Algebraic Methods for Modeling Gene Regulatory Networks

TR Number



Journal Title

Journal ISSN

Volume Title


Virginia Tech


So called discrete models have been successfully used in engineering and computational systems biology. This thesis discusses algebraic methods for modeling and analysis of gene regulatory networks within the discrete modeling context. The first chapter gives a background for discrete models and put in context some of the main research problems that have been pursued in this field for the last fifty years. It also outlines the content of each subsequent chapter. The second chapter focuses on the problem of inferring dynamics from the structure (topology) of the network. It also discusses the characterization of the attractor structure of a network when a particular class of functions control the nodes of the network. Chapters~3 and 4 focus on the study of multi-state nested canalyzing functions as biologically inspired functions and the characterization of their dynamics. Chapter 5 focuses on stochastic methods, specifically on the development of a stochastic modeling framework for discrete models. Stochastic discrete modeling is an alternative approach from the well-known mathematical formalizations such as stochastic differential equations and Gillespie algorithm simulations.
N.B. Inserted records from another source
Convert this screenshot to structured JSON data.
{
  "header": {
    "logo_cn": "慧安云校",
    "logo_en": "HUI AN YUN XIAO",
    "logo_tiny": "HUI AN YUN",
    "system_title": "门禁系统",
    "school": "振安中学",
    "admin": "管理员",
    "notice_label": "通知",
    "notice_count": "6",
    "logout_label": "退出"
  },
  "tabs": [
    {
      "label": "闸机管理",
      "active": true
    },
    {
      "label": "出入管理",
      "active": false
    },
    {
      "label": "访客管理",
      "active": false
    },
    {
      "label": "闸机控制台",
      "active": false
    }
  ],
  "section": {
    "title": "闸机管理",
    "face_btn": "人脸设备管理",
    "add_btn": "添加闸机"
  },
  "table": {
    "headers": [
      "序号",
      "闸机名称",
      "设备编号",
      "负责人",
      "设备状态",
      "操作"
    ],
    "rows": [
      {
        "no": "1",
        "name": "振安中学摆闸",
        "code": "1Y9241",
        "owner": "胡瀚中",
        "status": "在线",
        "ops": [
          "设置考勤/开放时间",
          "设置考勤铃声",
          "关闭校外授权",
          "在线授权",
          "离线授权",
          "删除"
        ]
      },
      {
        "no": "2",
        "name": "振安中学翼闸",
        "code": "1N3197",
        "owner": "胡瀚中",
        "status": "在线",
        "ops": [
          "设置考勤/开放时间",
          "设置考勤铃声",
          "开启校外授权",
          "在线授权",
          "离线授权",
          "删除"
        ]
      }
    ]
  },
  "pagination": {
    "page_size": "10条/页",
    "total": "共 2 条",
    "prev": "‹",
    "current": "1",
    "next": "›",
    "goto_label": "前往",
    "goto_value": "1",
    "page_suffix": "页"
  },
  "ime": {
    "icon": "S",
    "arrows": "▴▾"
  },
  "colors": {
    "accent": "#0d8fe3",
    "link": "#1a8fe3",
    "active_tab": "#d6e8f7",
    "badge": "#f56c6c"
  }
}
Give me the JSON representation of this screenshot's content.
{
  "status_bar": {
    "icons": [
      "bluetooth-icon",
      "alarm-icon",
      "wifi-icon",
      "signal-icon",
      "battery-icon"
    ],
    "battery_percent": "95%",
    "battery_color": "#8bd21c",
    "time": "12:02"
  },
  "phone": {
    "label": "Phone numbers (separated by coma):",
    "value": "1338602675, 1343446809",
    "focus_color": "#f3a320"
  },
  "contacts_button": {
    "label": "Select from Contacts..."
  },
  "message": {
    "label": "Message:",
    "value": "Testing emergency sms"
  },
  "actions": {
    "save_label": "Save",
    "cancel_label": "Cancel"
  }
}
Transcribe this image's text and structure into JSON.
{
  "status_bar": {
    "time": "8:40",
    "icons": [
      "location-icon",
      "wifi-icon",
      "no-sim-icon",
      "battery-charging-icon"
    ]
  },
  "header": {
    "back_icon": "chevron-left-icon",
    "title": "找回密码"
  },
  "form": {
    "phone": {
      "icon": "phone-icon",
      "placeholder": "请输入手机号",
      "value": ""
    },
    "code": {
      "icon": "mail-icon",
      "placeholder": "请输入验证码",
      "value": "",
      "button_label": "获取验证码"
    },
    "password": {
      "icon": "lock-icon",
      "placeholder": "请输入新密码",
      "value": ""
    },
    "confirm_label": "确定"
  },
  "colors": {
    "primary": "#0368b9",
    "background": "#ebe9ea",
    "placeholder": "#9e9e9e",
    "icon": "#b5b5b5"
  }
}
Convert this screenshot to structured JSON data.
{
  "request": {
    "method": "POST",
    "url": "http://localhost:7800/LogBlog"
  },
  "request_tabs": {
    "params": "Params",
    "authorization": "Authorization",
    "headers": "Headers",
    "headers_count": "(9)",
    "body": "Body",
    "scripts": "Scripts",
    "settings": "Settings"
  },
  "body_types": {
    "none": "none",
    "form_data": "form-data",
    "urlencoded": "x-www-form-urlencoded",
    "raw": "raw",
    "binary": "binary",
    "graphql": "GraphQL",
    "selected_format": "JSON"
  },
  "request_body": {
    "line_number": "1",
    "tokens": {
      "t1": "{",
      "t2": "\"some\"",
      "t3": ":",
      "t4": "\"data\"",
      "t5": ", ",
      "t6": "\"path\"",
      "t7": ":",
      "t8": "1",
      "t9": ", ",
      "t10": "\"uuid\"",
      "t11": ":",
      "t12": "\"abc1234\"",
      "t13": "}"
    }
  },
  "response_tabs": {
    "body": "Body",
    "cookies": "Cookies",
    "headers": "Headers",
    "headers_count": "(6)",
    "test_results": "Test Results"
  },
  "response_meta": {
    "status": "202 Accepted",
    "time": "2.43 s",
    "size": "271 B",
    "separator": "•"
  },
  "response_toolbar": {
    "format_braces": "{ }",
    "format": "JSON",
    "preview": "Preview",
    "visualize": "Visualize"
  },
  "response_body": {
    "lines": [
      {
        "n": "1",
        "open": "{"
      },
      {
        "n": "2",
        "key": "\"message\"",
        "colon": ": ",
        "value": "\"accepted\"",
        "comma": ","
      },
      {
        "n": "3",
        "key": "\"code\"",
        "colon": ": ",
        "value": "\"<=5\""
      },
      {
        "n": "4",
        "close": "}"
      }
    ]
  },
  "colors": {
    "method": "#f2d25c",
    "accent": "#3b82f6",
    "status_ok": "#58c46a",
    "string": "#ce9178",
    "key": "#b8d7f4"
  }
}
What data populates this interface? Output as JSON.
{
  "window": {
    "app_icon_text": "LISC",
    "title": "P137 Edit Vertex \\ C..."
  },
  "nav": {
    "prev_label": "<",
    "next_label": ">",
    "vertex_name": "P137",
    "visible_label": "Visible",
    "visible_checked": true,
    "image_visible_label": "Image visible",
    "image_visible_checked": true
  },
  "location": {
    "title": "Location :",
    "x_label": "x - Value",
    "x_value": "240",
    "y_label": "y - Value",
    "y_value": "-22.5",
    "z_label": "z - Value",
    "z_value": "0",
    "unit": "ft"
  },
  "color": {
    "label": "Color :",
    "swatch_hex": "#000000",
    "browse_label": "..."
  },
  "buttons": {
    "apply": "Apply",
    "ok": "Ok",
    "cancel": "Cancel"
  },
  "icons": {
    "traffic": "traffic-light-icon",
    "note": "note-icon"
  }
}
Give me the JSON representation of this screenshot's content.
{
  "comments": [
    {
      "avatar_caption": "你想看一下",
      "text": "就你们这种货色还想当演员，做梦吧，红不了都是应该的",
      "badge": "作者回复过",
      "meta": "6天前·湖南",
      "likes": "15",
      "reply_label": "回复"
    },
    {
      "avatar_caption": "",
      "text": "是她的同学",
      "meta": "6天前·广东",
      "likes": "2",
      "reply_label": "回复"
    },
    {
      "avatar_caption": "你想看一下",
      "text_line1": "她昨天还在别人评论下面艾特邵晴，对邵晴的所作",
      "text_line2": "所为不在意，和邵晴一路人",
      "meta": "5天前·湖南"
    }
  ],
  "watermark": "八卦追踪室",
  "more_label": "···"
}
Within the discrete setting, a framework that incorporates propensity probabilities for activation and degradation is presented. This approach allows a finer analysis of discrete models and provides a natural setup for cell population simulations. Finally, Chapter 6 discusses future research directions inspired by the work presented here.



Systems Biology, Stochastic Discrete Modeling, Intrinsic Noise., Nested Canalyzing Functions, Gene Regulatory Networks, Robustness